Start of Records to use

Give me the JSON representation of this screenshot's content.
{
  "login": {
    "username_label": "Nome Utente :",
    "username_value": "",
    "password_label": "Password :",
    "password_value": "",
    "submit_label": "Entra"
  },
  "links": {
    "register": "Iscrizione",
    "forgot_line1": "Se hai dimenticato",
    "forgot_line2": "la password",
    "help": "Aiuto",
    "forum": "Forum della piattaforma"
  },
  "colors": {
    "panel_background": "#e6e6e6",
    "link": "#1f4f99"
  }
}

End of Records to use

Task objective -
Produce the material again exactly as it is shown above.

Exercise answer -
Give me the JSON representation of this screenshot's content.
{
  "login": {
    "username_label": "Nome Utente :",
    "username_value": "",
    "password_label": "Password :",
    "password_value": "",
    "submit_label": "Entra"
  },
  "links": {
    "register": "Iscrizione",
    "forgot_line1": "Se hai dimenticato",
    "forgot_line2": "la password",
    "help": "Aiuto",
    "forum": "Forum della piattaforma"
  },
  "colors": {
    "panel_background": "#e6e6e6",
    "link": "#1f4f99"
  }
}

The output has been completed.